Shuttleworth PLLC attorneys Lane Wolfenbarger and Scott Hickerson recently obtained a summary judgment ruling in a premises liability matter involving a fall on a client’s property. On appeal, the Tennessee Court of Appeals upheld the judgment finding that the defendant had negated essential elements of the plaintiffs’ claims by showing that the plaintiffs could not identify the object that caused the fall, and thus could not establish that the defendant caused the dangerous condition of which the plaintiffs complained or that the defendant had actual or constructive notice that the condition existed long enough for it to be discovered by proper diligence.

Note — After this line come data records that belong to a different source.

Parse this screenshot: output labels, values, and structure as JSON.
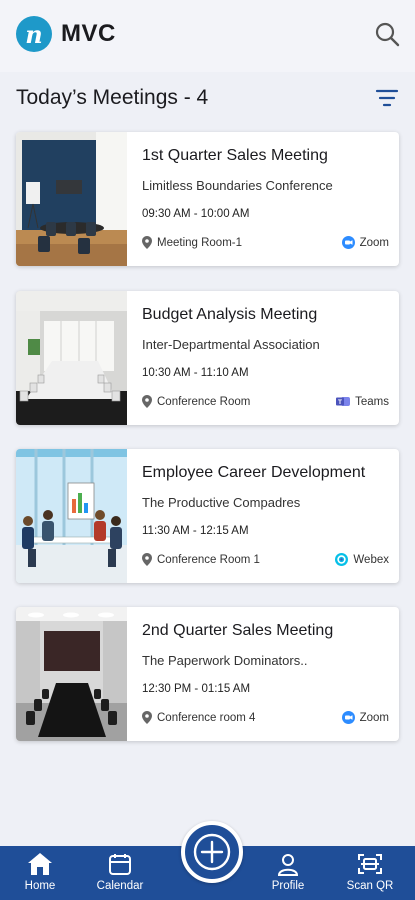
{
  "app": {
    "name": "MVC",
    "logo_letter": "n"
  },
  "heading": "Today’s Meetings - 4",
  "meetings": [
    {
      "title": "1st Quarter Sales Meeting",
      "organization": "Limitless Boundaries Conference",
      "time": "09:30 AM - 10:00 AM",
      "location": "Meeting Room-1",
      "platform": "Zoom"
    },
    {
      "title": "Budget Analysis Meeting",
      "organization": "Inter-Departmental Association",
      "time": "10:30 AM - 11:10 AM",
      "location": "Conference Room",
      "platform": "Teams"
    },
    {
      "title": "Employee Career Development",
      "organization": "The Productive Compadres",
      "time": "11:30 AM - 12:15 AM",
      "location": "Conference Room 1",
      "platform": "Webex"
    },
    {
      "title": "2nd Quarter Sales Meeting",
      "organization": "The Paperwork Dominators..",
      "time": "12:30 PM - 01:15 AM",
      "location": "Conference room 4",
      "platform": "Zoom"
    }
  ],
  "nav": {
    "home": "Home",
    "calendar": "Calendar",
    "profile": "Profile",
    "scan": "Scan QR"
  },
  "colors": {
    "brand": "#1f4e98",
    "logo": "#1e99c9",
    "zoom": "#2d8cff",
    "teams": "#4b53bc",
    "webex": "#07c0e8"
  },
  "icons": [
    "search-icon",
    "filter-icon",
    "location-pin-icon",
    "zoom-icon",
    "teams-icon",
    "webex-icon",
    "home-icon",
    "calendar-icon",
    "plus-icon",
    "profile-icon",
    "scan-qr-icon"
  ]
}
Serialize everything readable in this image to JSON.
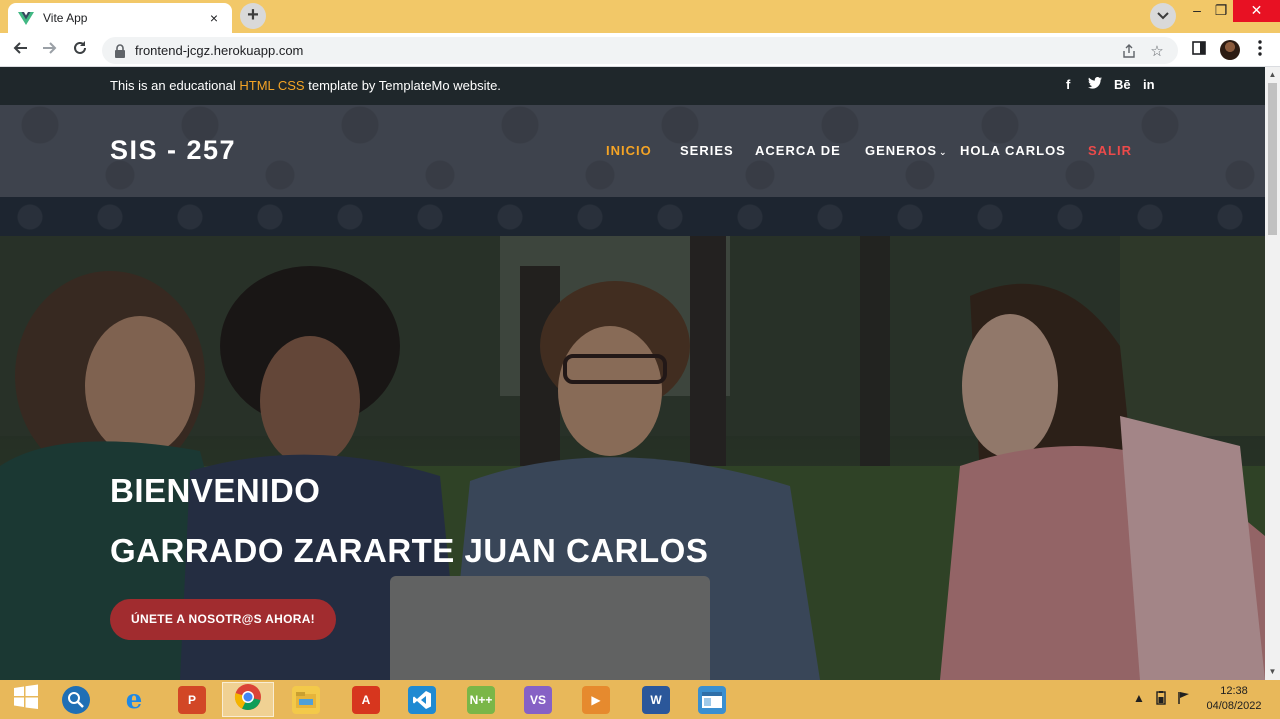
{
  "browser": {
    "tab_title": "Vite App",
    "tab_close": "×",
    "new_tab": "+",
    "url": "frontend-jcgz.herokuapp.com",
    "win_minimize": "–",
    "win_restore": "❐",
    "win_close": "✕"
  },
  "sub_header": {
    "text_before": "This is an educational ",
    "text_highlight": "HTML CSS",
    "text_after": " template by TemplateMo website.",
    "social": [
      "f",
      "t",
      "Bē",
      "in"
    ]
  },
  "header": {
    "logo": "SIS - 257",
    "nav": [
      {
        "label": "INICIO"
      },
      {
        "label": "SERIES"
      },
      {
        "label": "ACERCA DE"
      },
      {
        "label": "GENEROS"
      },
      {
        "label": "HOLA CARLOS"
      },
      {
        "label": "SALIR"
      }
    ],
    "caret": "⌄"
  },
  "hero": {
    "title_line1": "BIENVENIDO",
    "title_line2": "GARRADO ZARARTE JUAN CARLOS",
    "cta_label": "ÚNETE A NOSOTR@S AHORA!"
  },
  "taskbar": {
    "apps": [
      {
        "icon": "start-icon"
      },
      {
        "icon": "search-magnifier-icon"
      },
      {
        "icon": "internet-explorer-icon"
      },
      {
        "icon": "powerpoint-icon"
      },
      {
        "icon": "chrome-icon"
      },
      {
        "icon": "file-explorer-icon"
      },
      {
        "icon": "acrobat-icon"
      },
      {
        "icon": "vscode-icon"
      },
      {
        "icon": "notepadpp-icon"
      },
      {
        "icon": "visual-studio-icon"
      },
      {
        "icon": "media-player-icon"
      },
      {
        "icon": "word-icon"
      },
      {
        "icon": "window-app-icon"
      }
    ],
    "time": "12:38",
    "date": "04/08/2022"
  },
  "colors": {
    "accent_orange": "#f5a425",
    "logout_red": "#ec4a4a",
    "cta_red": "#a12c2f",
    "dark_bar": "#1f272b",
    "header_bg": "#3e434d"
  }
}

The Court of Appeals further found that while the defendant might be responsible for a myriad of conditions throughout its business, the plaintiffs could not establish that any of those conditions caused the fall without identifying the object responsible, and that without any additional evidence concerning the identity of the object, the trial court did not err in granting the motion for summary judgment under Tenn. Code Ann. § 20-16-101 because the evidence was insufficient to establish the causation element of plaintiff’s claim.
Willis v. McDonald’s Rests. of Tenn., Inc., 2015 Tenn. App. LEXIS 987 (Tenn. Ct. App. Dec. 23, 2015).